====== DATA FOR ANALYSIS ======

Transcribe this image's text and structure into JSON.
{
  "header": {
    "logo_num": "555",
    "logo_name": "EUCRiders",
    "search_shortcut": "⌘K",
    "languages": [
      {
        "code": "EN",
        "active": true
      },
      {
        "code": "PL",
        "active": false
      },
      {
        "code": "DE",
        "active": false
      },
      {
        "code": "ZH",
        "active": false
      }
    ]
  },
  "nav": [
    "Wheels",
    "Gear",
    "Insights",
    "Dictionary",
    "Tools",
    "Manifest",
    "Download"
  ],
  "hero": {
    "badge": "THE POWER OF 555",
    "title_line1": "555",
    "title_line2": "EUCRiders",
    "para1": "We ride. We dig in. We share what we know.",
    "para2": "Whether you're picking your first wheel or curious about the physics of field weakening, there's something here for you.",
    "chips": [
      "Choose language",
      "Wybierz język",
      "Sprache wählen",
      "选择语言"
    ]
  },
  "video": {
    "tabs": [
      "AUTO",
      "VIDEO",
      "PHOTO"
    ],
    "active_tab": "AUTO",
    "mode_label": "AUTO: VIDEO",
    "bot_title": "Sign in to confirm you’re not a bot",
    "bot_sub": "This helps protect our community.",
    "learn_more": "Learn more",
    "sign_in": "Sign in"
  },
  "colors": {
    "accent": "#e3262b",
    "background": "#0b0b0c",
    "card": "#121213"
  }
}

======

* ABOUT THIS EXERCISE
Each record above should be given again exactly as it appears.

* RESPONSE
Transcribe this image's text and structure into JSON.
{
  "header": {
    "logo_num": "555",
    "logo_name": "EUCRiders",
    "search_shortcut": "⌘K",
    "languages": [
      {
        "code": "EN",
        "active": true
      },
      {
        "code": "PL",
        "active": false
      },
      {
        "code": "DE",
        "active": false
      },
      {
        "code": "ZH",
        "active": false
      }
    ]
  },
  "nav": [
    "Wheels",
    "Gear",
    "Insights",
    "Dictionary",
    "Tools",
    "Manifest",
    "Download"
  ],
  "hero": {
    "badge": "THE POWER OF 555",
    "title_line1": "555",
    "title_line2": "EUCRiders",
    "para1": "We ride. We dig in. We share what we know.",
    "para2": "Whether you're picking your first wheel or curious about the physics of field weakening, there's something here for you.",
    "chips": [
      "Choose language",
      "Wybierz język",
      "Sprache wählen",
      "选择语言"
    ]
  },
  "video": {
    "tabs": [
      "AUTO",
      "VIDEO",
      "PHOTO"
    ],
    "active_tab": "AUTO",
    "mode_label": "AUTO: VIDEO",
    "bot_title": "Sign in to confirm you’re not a bot",
    "bot_sub": "This helps protect our community.",
    "learn_more": "Learn more",
    "sign_in": "Sign in"
  },
  "colors": {
    "accent": "#e3262b",
    "background": "#0b0b0c",
    "card": "#121213"
  }
}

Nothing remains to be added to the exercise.